phylogeographic analysis (using, for example, PAUP and Phylip), as well as
diversity and divergence estimation using DNAsp (http://www.ub.es/dnasp/). This
will shed light on levels of nucleotide variation throughout the genome and as
well as the portion and proportion that has been captured in modern cultivars.
Diversity for this quasi-randomly selected set of genes will be normalized
against genomic context and GC content (among other confounding factors) by
calculating the fractional diversity in cultivars relative to total diversity.
Based on our previous analysis of variation for 48 genes among species, we
anticipate an approximately normal distribution of diversity estimates for
these mostly neutral or near-neutral genes. This analysis will serve as the
context for evaluating the same estimates obtained for stage 2 sequencing,
i.e., for the set of genes putatively subjected to human selection, either
directly or through their linkage to selected genes. A comparison of these two
curves (Figure) will provide important information about the nature of the
cotton genome under selection. We emphasize that our aim is not to prove

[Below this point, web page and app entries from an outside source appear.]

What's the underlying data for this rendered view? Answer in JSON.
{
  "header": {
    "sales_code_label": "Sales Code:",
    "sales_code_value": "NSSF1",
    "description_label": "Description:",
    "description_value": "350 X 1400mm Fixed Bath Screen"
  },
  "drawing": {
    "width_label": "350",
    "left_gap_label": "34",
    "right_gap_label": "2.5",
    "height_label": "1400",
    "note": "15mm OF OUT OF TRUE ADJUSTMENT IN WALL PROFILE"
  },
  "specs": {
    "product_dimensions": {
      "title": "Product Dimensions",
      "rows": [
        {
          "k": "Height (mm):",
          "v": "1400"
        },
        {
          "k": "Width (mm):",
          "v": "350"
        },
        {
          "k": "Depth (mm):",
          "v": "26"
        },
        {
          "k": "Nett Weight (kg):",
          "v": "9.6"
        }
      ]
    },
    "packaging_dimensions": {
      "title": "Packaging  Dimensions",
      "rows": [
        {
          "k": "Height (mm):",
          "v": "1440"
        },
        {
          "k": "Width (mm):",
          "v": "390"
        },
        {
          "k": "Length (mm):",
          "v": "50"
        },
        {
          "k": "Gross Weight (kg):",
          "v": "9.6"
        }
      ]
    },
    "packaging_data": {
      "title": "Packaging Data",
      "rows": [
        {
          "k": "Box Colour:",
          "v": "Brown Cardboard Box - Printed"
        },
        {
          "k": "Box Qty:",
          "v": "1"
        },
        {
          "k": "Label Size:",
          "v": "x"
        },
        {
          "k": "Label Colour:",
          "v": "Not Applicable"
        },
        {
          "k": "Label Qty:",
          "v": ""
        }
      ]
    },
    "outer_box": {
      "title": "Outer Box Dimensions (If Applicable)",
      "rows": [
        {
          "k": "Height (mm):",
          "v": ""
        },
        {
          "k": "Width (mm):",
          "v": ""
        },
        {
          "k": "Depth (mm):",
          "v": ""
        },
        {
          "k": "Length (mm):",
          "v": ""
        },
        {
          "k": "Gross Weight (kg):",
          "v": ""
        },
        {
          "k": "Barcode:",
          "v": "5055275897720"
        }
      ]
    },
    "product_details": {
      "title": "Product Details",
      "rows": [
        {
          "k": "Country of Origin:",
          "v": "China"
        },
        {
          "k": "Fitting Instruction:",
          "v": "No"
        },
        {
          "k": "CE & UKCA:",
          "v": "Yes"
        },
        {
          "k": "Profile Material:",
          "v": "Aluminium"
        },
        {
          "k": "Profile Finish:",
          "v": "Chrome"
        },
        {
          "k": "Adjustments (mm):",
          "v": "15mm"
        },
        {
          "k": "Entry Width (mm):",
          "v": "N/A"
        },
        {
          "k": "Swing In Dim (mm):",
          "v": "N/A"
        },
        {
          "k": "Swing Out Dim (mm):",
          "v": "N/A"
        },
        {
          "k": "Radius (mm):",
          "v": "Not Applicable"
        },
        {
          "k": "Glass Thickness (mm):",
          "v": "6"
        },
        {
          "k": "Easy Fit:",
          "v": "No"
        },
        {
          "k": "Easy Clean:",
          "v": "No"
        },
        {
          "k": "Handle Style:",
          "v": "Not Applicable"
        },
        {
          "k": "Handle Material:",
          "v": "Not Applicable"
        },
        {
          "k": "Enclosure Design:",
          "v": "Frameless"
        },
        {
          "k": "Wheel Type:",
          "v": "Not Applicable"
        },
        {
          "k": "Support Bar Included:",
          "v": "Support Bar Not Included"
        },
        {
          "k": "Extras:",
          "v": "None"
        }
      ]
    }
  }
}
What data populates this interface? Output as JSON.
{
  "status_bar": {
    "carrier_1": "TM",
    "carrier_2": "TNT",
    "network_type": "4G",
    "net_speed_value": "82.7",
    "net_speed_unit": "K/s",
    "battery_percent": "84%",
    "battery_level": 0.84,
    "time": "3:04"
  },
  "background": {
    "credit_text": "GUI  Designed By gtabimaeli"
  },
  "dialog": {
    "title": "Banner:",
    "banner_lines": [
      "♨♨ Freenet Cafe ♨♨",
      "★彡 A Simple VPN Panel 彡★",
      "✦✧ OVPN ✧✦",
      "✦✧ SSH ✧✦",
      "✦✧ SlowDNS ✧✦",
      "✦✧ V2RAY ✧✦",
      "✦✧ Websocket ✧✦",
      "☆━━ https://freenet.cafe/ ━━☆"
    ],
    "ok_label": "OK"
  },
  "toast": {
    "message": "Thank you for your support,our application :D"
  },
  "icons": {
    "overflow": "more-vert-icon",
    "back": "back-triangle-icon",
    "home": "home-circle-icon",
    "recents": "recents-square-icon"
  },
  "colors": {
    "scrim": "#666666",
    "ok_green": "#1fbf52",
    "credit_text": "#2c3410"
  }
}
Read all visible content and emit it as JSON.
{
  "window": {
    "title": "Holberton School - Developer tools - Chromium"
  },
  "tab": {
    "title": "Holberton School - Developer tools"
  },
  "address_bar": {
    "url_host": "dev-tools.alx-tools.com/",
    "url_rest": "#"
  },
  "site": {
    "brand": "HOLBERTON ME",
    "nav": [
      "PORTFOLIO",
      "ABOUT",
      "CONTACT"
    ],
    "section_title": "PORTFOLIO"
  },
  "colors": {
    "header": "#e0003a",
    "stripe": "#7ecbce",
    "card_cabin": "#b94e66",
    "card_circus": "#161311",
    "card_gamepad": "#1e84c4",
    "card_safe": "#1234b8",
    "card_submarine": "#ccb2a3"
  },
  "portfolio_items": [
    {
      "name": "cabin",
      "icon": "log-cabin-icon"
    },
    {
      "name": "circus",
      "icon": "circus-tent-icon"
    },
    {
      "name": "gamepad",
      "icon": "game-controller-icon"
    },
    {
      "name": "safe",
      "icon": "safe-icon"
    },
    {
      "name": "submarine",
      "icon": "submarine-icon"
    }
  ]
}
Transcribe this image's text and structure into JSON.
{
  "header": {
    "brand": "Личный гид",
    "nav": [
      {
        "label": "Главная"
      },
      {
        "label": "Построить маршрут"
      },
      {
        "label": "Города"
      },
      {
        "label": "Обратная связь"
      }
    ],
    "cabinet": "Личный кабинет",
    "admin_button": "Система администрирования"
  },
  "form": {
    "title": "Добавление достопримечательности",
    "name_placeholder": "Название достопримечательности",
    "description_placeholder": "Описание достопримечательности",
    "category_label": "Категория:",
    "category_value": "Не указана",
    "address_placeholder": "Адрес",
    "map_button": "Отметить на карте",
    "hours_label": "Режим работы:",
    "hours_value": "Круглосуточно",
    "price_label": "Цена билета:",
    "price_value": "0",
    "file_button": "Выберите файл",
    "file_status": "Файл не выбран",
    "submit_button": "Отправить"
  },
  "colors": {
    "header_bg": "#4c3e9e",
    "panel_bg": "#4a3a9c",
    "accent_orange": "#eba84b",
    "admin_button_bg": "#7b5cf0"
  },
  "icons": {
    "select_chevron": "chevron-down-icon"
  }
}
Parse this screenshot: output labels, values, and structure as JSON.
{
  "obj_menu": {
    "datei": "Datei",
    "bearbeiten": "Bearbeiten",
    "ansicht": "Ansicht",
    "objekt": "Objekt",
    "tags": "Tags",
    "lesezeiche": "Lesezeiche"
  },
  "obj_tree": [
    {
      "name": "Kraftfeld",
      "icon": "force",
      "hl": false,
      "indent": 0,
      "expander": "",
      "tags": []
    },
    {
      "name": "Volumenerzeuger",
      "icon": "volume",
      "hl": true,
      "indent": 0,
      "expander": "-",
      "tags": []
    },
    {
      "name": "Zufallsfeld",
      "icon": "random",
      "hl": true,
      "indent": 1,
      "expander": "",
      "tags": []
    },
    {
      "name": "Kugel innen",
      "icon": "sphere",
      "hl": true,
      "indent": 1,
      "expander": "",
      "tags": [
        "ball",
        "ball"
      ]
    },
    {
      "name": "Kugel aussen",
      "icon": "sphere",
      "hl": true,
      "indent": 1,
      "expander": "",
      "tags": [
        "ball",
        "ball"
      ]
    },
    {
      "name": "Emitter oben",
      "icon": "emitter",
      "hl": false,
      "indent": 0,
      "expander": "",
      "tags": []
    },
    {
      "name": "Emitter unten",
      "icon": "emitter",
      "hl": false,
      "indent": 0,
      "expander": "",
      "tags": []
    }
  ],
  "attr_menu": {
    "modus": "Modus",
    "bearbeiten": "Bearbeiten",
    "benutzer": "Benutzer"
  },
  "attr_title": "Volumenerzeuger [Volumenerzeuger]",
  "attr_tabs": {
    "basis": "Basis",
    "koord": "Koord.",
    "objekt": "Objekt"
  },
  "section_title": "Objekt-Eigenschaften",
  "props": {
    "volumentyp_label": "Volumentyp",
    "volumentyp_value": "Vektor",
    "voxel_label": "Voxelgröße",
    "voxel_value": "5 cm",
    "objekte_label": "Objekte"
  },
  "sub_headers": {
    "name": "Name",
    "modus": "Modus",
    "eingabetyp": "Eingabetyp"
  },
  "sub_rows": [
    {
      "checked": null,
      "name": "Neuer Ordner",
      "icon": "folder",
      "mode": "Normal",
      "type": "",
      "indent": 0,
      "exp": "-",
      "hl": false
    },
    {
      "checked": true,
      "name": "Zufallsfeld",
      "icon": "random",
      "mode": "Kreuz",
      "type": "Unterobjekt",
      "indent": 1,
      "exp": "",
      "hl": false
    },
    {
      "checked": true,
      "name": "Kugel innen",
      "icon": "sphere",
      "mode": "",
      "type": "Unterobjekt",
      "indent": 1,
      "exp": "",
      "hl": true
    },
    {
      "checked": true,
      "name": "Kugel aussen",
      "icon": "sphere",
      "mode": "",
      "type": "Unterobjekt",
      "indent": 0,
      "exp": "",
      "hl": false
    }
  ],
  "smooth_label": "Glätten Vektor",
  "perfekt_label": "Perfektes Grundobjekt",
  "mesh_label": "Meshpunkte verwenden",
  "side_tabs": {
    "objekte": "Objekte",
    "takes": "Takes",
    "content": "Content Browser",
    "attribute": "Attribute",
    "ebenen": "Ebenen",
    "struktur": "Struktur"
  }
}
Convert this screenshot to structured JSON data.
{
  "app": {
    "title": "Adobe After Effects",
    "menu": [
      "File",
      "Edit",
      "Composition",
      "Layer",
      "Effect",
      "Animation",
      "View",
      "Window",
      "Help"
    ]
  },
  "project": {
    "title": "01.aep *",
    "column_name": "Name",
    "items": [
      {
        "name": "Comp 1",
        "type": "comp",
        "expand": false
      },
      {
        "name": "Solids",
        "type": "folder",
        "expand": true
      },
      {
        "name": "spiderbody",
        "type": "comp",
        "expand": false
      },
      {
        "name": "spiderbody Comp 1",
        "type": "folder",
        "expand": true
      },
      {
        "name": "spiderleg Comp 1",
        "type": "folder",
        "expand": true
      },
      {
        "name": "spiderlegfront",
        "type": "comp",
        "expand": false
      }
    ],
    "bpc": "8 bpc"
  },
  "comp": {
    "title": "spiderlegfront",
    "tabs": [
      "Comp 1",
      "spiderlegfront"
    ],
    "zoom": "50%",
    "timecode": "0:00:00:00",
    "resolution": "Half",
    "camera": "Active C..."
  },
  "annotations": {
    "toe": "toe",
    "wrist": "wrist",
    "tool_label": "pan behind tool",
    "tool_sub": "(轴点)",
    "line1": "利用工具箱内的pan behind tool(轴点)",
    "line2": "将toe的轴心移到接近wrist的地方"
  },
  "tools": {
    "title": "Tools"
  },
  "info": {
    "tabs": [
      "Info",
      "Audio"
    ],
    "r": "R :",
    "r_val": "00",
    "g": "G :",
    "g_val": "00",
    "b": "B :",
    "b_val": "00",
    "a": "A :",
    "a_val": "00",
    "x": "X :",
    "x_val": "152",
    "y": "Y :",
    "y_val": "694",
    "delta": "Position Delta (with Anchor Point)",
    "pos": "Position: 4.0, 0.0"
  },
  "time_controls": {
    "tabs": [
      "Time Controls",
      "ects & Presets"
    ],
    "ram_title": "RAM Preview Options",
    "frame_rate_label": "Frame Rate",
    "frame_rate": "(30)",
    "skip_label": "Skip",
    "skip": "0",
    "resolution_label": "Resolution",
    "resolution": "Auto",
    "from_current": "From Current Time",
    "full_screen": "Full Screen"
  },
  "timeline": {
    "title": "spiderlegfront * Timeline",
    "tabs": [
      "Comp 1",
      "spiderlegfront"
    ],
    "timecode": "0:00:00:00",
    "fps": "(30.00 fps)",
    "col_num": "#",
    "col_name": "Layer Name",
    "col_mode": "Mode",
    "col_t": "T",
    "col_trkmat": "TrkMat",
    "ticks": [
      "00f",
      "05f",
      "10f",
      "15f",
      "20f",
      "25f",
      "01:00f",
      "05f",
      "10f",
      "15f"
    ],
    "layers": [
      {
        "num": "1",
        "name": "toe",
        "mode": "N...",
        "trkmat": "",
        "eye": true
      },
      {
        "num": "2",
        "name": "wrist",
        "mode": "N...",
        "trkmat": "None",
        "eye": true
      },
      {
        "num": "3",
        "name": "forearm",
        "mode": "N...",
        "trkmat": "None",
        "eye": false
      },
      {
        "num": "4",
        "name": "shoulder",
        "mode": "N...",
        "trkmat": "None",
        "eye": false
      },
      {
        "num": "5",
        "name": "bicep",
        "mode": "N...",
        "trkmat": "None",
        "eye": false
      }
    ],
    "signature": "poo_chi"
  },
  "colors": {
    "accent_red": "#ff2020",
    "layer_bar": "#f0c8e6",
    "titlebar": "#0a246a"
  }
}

selection, and in fact population genetic screens may fail for several reasons,
but the data will provide an important framework in this regard. We argue that
multiple sources of evidence will bear on the question of domestication, i.e.,
introgressed segments, expression analyses, homoeolog-specificity, and
population genetic bottlenecks. This confluence or melding of approaches will
likely be especially powerful. Moreover, the data will provide estimates of
linkage disequilibrium (LD) in Gossypium, employing TASSEL at various
scales (e.g., within the species, within modern cultivars), with an eye toward
future appropriate design of association mapping experiments.
Nucleotide diversity among 50 genes is expected to be quasi-normal, ranging from
low (left) to high (right). Randomly sampled genes (black) will contain more
diversity than those subject to selection (red). The most likely candidates for
genes experiencing selection/hitchhiking are in the blue region.
Finally, the data will be partitioned by homoeolog to test the previous
mysterious observation that the D genome of allopolyploid cotton accumulates
diversity at a higher rate than does the A-genome. This observation is
especially intriguing in that these two co-resident genomes, which vary
two-fold in genome size but which essentially are collinear, are housed in a
common nucleus and hence subjected to the same ecological, mating system and
population-level processes, features that otherwise are often invoked to
account for variation in diversity among genes and organisms.